What is the purpose of the dream at the end of the story Battle Royal?
It seems clear that the grandfather's deathbed warning combined with the narrator's grueling battle experience has unsettled the narrator; his dream contains information about life's beginnings and endings, and the knowledge he now carries about his life as a black man.
The grandfather's refusal to laugh at the dream circus clowns seems to symbolize the seriousness of the narrator's situation. Graduation from high school is a milestone, usually a time for optimism; for the narrator, instead, it is a mirthless time. Graduating from childhood to adulthood means accepting the full weight of society's treatment of black men.

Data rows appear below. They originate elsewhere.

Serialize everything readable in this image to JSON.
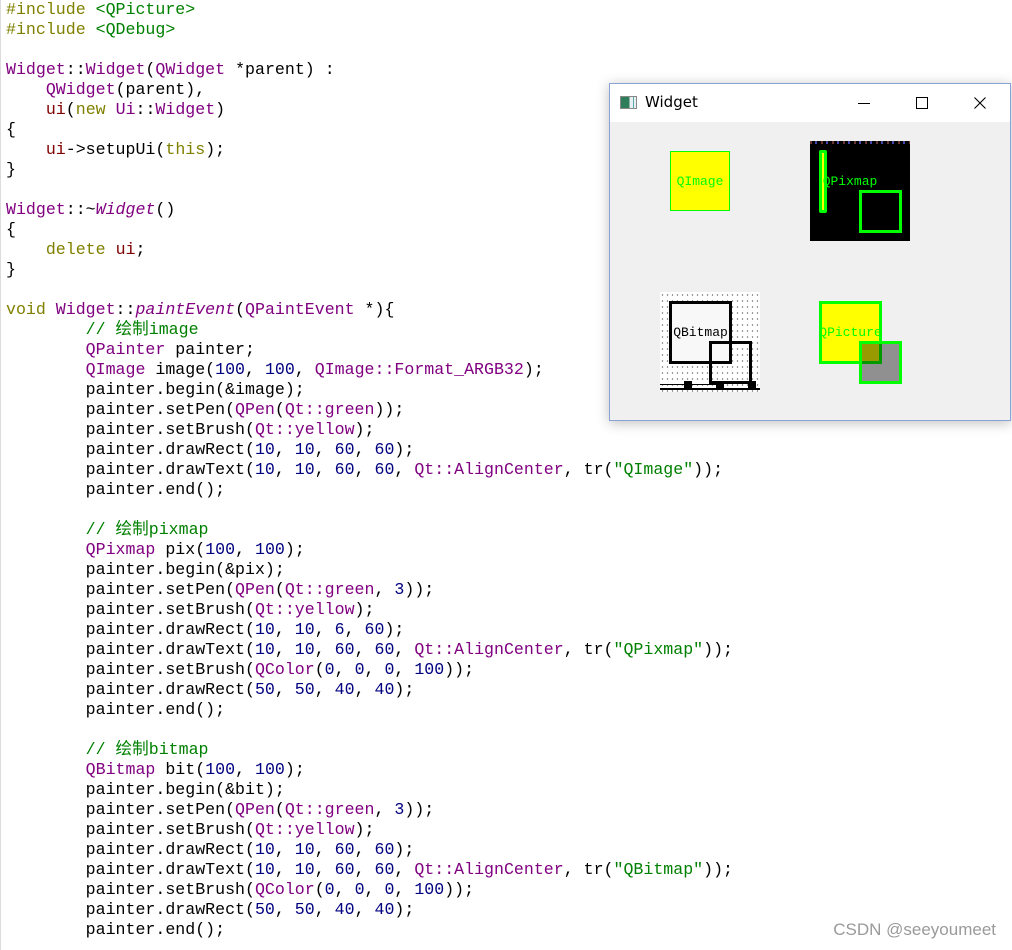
{
  "editor": {
    "lines": [
      [
        {
          "c": "kw",
          "t": "#include "
        },
        {
          "c": "str",
          "t": "<QPicture>"
        }
      ],
      [
        {
          "c": "kw",
          "t": "#include "
        },
        {
          "c": "str",
          "t": "<QDebug>"
        }
      ],
      [],
      [
        {
          "c": "ty",
          "t": "Widget"
        },
        {
          "c": "",
          "t": "::"
        },
        {
          "c": "ty",
          "t": "Widget"
        },
        {
          "c": "",
          "t": "("
        },
        {
          "c": "ty",
          "t": "QWidget"
        },
        {
          "c": "",
          "t": " *parent) :"
        }
      ],
      [
        {
          "c": "",
          "t": "    "
        },
        {
          "c": "ty",
          "t": "QWidget"
        },
        {
          "c": "",
          "t": "(parent),"
        }
      ],
      [
        {
          "c": "",
          "t": "    "
        },
        {
          "c": "mem",
          "t": "ui"
        },
        {
          "c": "",
          "t": "("
        },
        {
          "c": "kw",
          "t": "new "
        },
        {
          "c": "ty",
          "t": "Ui"
        },
        {
          "c": "",
          "t": "::"
        },
        {
          "c": "ty",
          "t": "Widget"
        },
        {
          "c": "",
          "t": ")"
        }
      ],
      [
        {
          "c": "",
          "t": "{"
        }
      ],
      [
        {
          "c": "",
          "t": "    "
        },
        {
          "c": "mem",
          "t": "ui"
        },
        {
          "c": "",
          "t": "->setupUi("
        },
        {
          "c": "kw",
          "t": "this"
        },
        {
          "c": "",
          "t": ");"
        }
      ],
      [
        {
          "c": "",
          "t": "}"
        }
      ],
      [],
      [
        {
          "c": "ty",
          "t": "Widget"
        },
        {
          "c": "",
          "t": "::~"
        },
        {
          "c": "it",
          "t": "Widget"
        },
        {
          "c": "",
          "t": "()"
        }
      ],
      [
        {
          "c": "",
          "t": "{"
        }
      ],
      [
        {
          "c": "",
          "t": "    "
        },
        {
          "c": "kw",
          "t": "delete "
        },
        {
          "c": "mem",
          "t": "ui"
        },
        {
          "c": "",
          "t": ";"
        }
      ],
      [
        {
          "c": "",
          "t": "}"
        }
      ],
      [],
      [
        {
          "c": "kw",
          "t": "void "
        },
        {
          "c": "ty",
          "t": "Widget"
        },
        {
          "c": "",
          "t": "::"
        },
        {
          "c": "it",
          "t": "paintEvent"
        },
        {
          "c": "",
          "t": "("
        },
        {
          "c": "ty",
          "t": "QPaintEvent"
        },
        {
          "c": "",
          "t": " *){"
        }
      ],
      [
        {
          "c": "",
          "t": "        "
        },
        {
          "c": "cm",
          "t": "// 绘制image"
        }
      ],
      [
        {
          "c": "",
          "t": "        "
        },
        {
          "c": "ty",
          "t": "QPainter"
        },
        {
          "c": "",
          "t": " painter;"
        }
      ],
      [
        {
          "c": "",
          "t": "        "
        },
        {
          "c": "ty",
          "t": "QImage"
        },
        {
          "c": "",
          "t": " image("
        },
        {
          "c": "num",
          "t": "100"
        },
        {
          "c": "",
          "t": ", "
        },
        {
          "c": "num",
          "t": "100"
        },
        {
          "c": "",
          "t": ", "
        },
        {
          "c": "ty",
          "t": "QImage::Format_ARGB32"
        },
        {
          "c": "",
          "t": ");"
        }
      ],
      [
        {
          "c": "",
          "t": "        painter.begin(&image);"
        }
      ],
      [
        {
          "c": "",
          "t": "        painter.setPen("
        },
        {
          "c": "ty",
          "t": "QPen"
        },
        {
          "c": "",
          "t": "("
        },
        {
          "c": "ty",
          "t": "Qt::green"
        },
        {
          "c": "",
          "t": "));"
        }
      ],
      [
        {
          "c": "",
          "t": "        painter.setBrush("
        },
        {
          "c": "ty",
          "t": "Qt::yellow"
        },
        {
          "c": "",
          "t": ");"
        }
      ],
      [
        {
          "c": "",
          "t": "        painter.drawRect("
        },
        {
          "c": "num",
          "t": "10"
        },
        {
          "c": "",
          "t": ", "
        },
        {
          "c": "num",
          "t": "10"
        },
        {
          "c": "",
          "t": ", "
        },
        {
          "c": "num",
          "t": "60"
        },
        {
          "c": "",
          "t": ", "
        },
        {
          "c": "num",
          "t": "60"
        },
        {
          "c": "",
          "t": ");"
        }
      ],
      [
        {
          "c": "",
          "t": "        painter.drawText("
        },
        {
          "c": "num",
          "t": "10"
        },
        {
          "c": "",
          "t": ", "
        },
        {
          "c": "num",
          "t": "10"
        },
        {
          "c": "",
          "t": ", "
        },
        {
          "c": "num",
          "t": "60"
        },
        {
          "c": "",
          "t": ", "
        },
        {
          "c": "num",
          "t": "60"
        },
        {
          "c": "",
          "t": ", "
        },
        {
          "c": "ty",
          "t": "Qt::AlignCenter"
        },
        {
          "c": "",
          "t": ", tr("
        },
        {
          "c": "str",
          "t": "\"QImage\""
        },
        {
          "c": "",
          "t": "));"
        }
      ],
      [
        {
          "c": "",
          "t": "        painter.end();"
        }
      ],
      [],
      [
        {
          "c": "",
          "t": "        "
        },
        {
          "c": "cm",
          "t": "// 绘制pixmap"
        }
      ],
      [
        {
          "c": "",
          "t": "        "
        },
        {
          "c": "ty",
          "t": "QPixmap"
        },
        {
          "c": "",
          "t": " pix("
        },
        {
          "c": "num",
          "t": "100"
        },
        {
          "c": "",
          "t": ", "
        },
        {
          "c": "num",
          "t": "100"
        },
        {
          "c": "",
          "t": ");"
        }
      ],
      [
        {
          "c": "",
          "t": "        painter.begin(&pix);"
        }
      ],
      [
        {
          "c": "",
          "t": "        painter.setPen("
        },
        {
          "c": "ty",
          "t": "QPen"
        },
        {
          "c": "",
          "t": "("
        },
        {
          "c": "ty",
          "t": "Qt::green"
        },
        {
          "c": "",
          "t": ", "
        },
        {
          "c": "num",
          "t": "3"
        },
        {
          "c": "",
          "t": "));"
        }
      ],
      [
        {
          "c": "",
          "t": "        painter.setBrush("
        },
        {
          "c": "ty",
          "t": "Qt::yellow"
        },
        {
          "c": "",
          "t": ");"
        }
      ],
      [
        {
          "c": "",
          "t": "        painter.drawRect("
        },
        {
          "c": "num",
          "t": "10"
        },
        {
          "c": "",
          "t": ", "
        },
        {
          "c": "num",
          "t": "10"
        },
        {
          "c": "",
          "t": ", "
        },
        {
          "c": "num",
          "t": "6"
        },
        {
          "c": "",
          "t": ", "
        },
        {
          "c": "num",
          "t": "60"
        },
        {
          "c": "",
          "t": ");"
        }
      ],
      [
        {
          "c": "",
          "t": "        painter.drawText("
        },
        {
          "c": "num",
          "t": "10"
        },
        {
          "c": "",
          "t": ", "
        },
        {
          "c": "num",
          "t": "10"
        },
        {
          "c": "",
          "t": ", "
        },
        {
          "c": "num",
          "t": "60"
        },
        {
          "c": "",
          "t": ", "
        },
        {
          "c": "num",
          "t": "60"
        },
        {
          "c": "",
          "t": ", "
        },
        {
          "c": "ty",
          "t": "Qt::AlignCenter"
        },
        {
          "c": "",
          "t": ", tr("
        },
        {
          "c": "str",
          "t": "\"QPixmap\""
        },
        {
          "c": "",
          "t": "));"
        }
      ],
      [
        {
          "c": "",
          "t": "        painter.setBrush("
        },
        {
          "c": "ty",
          "t": "QColor"
        },
        {
          "c": "",
          "t": "("
        },
        {
          "c": "num",
          "t": "0"
        },
        {
          "c": "",
          "t": ", "
        },
        {
          "c": "num",
          "t": "0"
        },
        {
          "c": "",
          "t": ", "
        },
        {
          "c": "num",
          "t": "0"
        },
        {
          "c": "",
          "t": ", "
        },
        {
          "c": "num",
          "t": "100"
        },
        {
          "c": "",
          "t": "));"
        }
      ],
      [
        {
          "c": "",
          "t": "        painter.drawRect("
        },
        {
          "c": "num",
          "t": "50"
        },
        {
          "c": "",
          "t": ", "
        },
        {
          "c": "num",
          "t": "50"
        },
        {
          "c": "",
          "t": ", "
        },
        {
          "c": "num",
          "t": "40"
        },
        {
          "c": "",
          "t": ", "
        },
        {
          "c": "num",
          "t": "40"
        },
        {
          "c": "",
          "t": ");"
        }
      ],
      [
        {
          "c": "",
          "t": "        painter.end();"
        }
      ],
      [],
      [
        {
          "c": "",
          "t": "        "
        },
        {
          "c": "cm",
          "t": "// 绘制bitmap"
        }
      ],
      [
        {
          "c": "",
          "t": "        "
        },
        {
          "c": "ty",
          "t": "QBitmap"
        },
        {
          "c": "",
          "t": " bit("
        },
        {
          "c": "num",
          "t": "100"
        },
        {
          "c": "",
          "t": ", "
        },
        {
          "c": "num",
          "t": "100"
        },
        {
          "c": "",
          "t": ");"
        }
      ],
      [
        {
          "c": "",
          "t": "        painter.begin(&bit);"
        }
      ],
      [
        {
          "c": "",
          "t": "        painter.setPen("
        },
        {
          "c": "ty",
          "t": "QPen"
        },
        {
          "c": "",
          "t": "("
        },
        {
          "c": "ty",
          "t": "Qt::green"
        },
        {
          "c": "",
          "t": ", "
        },
        {
          "c": "num",
          "t": "3"
        },
        {
          "c": "",
          "t": "));"
        }
      ],
      [
        {
          "c": "",
          "t": "        painter.setBrush("
        },
        {
          "c": "ty",
          "t": "Qt::yellow"
        },
        {
          "c": "",
          "t": ");"
        }
      ],
      [
        {
          "c": "",
          "t": "        painter.drawRect("
        },
        {
          "c": "num",
          "t": "10"
        },
        {
          "c": "",
          "t": ", "
        },
        {
          "c": "num",
          "t": "10"
        },
        {
          "c": "",
          "t": ", "
        },
        {
          "c": "num",
          "t": "60"
        },
        {
          "c": "",
          "t": ", "
        },
        {
          "c": "num",
          "t": "60"
        },
        {
          "c": "",
          "t": ");"
        }
      ],
      [
        {
          "c": "",
          "t": "        painter.drawText("
        },
        {
          "c": "num",
          "t": "10"
        },
        {
          "c": "",
          "t": ", "
        },
        {
          "c": "num",
          "t": "10"
        },
        {
          "c": "",
          "t": ", "
        },
        {
          "c": "num",
          "t": "60"
        },
        {
          "c": "",
          "t": ", "
        },
        {
          "c": "num",
          "t": "60"
        },
        {
          "c": "",
          "t": ", "
        },
        {
          "c": "ty",
          "t": "Qt::AlignCenter"
        },
        {
          "c": "",
          "t": ", tr("
        },
        {
          "c": "str",
          "t": "\"QBitmap\""
        },
        {
          "c": "",
          "t": "));"
        }
      ],
      [
        {
          "c": "",
          "t": "        painter.setBrush("
        },
        {
          "c": "ty",
          "t": "QColor"
        },
        {
          "c": "",
          "t": "("
        },
        {
          "c": "num",
          "t": "0"
        },
        {
          "c": "",
          "t": ", "
        },
        {
          "c": "num",
          "t": "0"
        },
        {
          "c": "",
          "t": ", "
        },
        {
          "c": "num",
          "t": "0"
        },
        {
          "c": "",
          "t": ", "
        },
        {
          "c": "num",
          "t": "100"
        },
        {
          "c": "",
          "t": "));"
        }
      ],
      [
        {
          "c": "",
          "t": "        painter.drawRect("
        },
        {
          "c": "num",
          "t": "50"
        },
        {
          "c": "",
          "t": ", "
        },
        {
          "c": "num",
          "t": "50"
        },
        {
          "c": "",
          "t": ", "
        },
        {
          "c": "num",
          "t": "40"
        },
        {
          "c": "",
          "t": ", "
        },
        {
          "c": "num",
          "t": "40"
        },
        {
          "c": "",
          "t": ");"
        }
      ],
      [
        {
          "c": "",
          "t": "        painter.end();"
        }
      ]
    ]
  },
  "window": {
    "title": "Widget",
    "icon": "qt-app-icon",
    "buttons": {
      "minimize": "minimize-icon",
      "maximize": "maximize-icon",
      "close": "close-icon",
      "close_glyph": "✕"
    },
    "drawings": {
      "qimage_label": "QImage",
      "qpixmap_label": "QPixmap",
      "qbitmap_label": "QBitmap",
      "qpicture_label": "QPicture"
    },
    "colors": {
      "pen": "#00ff00",
      "brush": "#ffff00",
      "overlay": "rgba(0,0,0,100)"
    }
  },
  "watermark": "CSDN @seeyoumeet"
}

The envelopes the narrator dreams himself opening are symbolic of the endless endurance tests he has been put through, and will be put through as he ages. Like the "battle royal" of the previous evening, the narrator must perform a number of arbitrary tasks for permission to do what he wants to do, to achieve anything greater for himself. (This unending rabbit hole of envelope-opening seems to reference Booker T. Washington's "politics of respectability" argument.)
We can only guess Ellison's purpose in using a dream sequence to comment on these themes. Perhaps he means to highlight that a black man's agency can be taken away from him even in the subconscious, so punitive is society's judgment.